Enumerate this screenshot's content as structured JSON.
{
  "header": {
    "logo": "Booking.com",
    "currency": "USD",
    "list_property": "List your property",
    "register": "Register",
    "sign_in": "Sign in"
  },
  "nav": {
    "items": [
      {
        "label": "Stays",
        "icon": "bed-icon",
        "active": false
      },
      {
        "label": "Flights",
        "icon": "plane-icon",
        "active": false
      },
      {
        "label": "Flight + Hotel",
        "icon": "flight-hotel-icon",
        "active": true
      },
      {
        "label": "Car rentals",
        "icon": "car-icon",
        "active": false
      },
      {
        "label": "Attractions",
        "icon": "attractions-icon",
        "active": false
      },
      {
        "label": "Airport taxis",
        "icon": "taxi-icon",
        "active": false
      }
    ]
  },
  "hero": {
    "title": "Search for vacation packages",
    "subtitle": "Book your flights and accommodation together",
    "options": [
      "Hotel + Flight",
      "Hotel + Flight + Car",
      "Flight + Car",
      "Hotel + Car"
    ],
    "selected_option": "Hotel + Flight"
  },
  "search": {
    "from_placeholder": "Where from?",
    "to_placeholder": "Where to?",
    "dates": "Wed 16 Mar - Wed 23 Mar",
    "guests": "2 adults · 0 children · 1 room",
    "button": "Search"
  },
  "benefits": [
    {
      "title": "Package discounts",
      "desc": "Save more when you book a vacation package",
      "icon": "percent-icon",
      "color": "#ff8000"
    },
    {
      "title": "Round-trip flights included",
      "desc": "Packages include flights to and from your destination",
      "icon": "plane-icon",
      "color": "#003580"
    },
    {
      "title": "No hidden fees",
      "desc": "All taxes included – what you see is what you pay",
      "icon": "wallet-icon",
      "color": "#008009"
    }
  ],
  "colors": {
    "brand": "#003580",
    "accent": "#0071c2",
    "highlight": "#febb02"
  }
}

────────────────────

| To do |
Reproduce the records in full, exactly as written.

| Solution below |
Enumerate this screenshot's content as structured JSON.
{
  "header": {
    "logo": "Booking.com",
    "currency": "USD",
    "list_property": "List your property",
    "register": "Register",
    "sign_in": "Sign in"
  },
  "nav": {
    "items": [
      {
        "label": "Stays",
        "icon": "bed-icon",
        "active": false
      },
      {
        "label": "Flights",
        "icon": "plane-icon",
        "active": false
      },
      {
        "label": "Flight + Hotel",
        "icon": "flight-hotel-icon",
        "active": true
      },
      {
        "label": "Car rentals",
        "icon": "car-icon",
        "active": false
      },
      {
        "label": "Attractions",
        "icon": "attractions-icon",
        "active": false
      },
      {
        "label": "Airport taxis",
        "icon": "taxi-icon",
        "active": false
      }
    ]
  },
  "hero": {
    "title": "Search for vacation packages",
    "subtitle": "Book your flights and accommodation together",
    "options": [
      "Hotel + Flight",
      "Hotel + Flight + Car",
      "Flight + Car",
      "Hotel + Car"
    ],
    "selected_option": "Hotel + Flight"
  },
  "search": {
    "from_placeholder": "Where from?",
    "to_placeholder": "Where to?",
    "dates": "Wed 16 Mar - Wed 23 Mar",
    "guests": "2 adults · 0 children · 1 room",
    "button": "Search"
  },
  "benefits": [
    {
      "title": "Package discounts",
      "desc": "Save more when you book a vacation package",
      "icon": "percent-icon",
      "color": "#ff8000"
    },
    {
      "title": "Round-trip flights included",
      "desc": "Packages include flights to and from your destination",
      "icon": "plane-icon",
      "color": "#003580"
    },
    {
      "title": "No hidden fees",
      "desc": "All taxes included – what you see is what you pay",
      "icon": "wallet-icon",
      "color": "#008009"
    }
  ],
  "colors": {
    "brand": "#003580",
    "accent": "#0071c2",
    "highlight": "#febb02"
  }
}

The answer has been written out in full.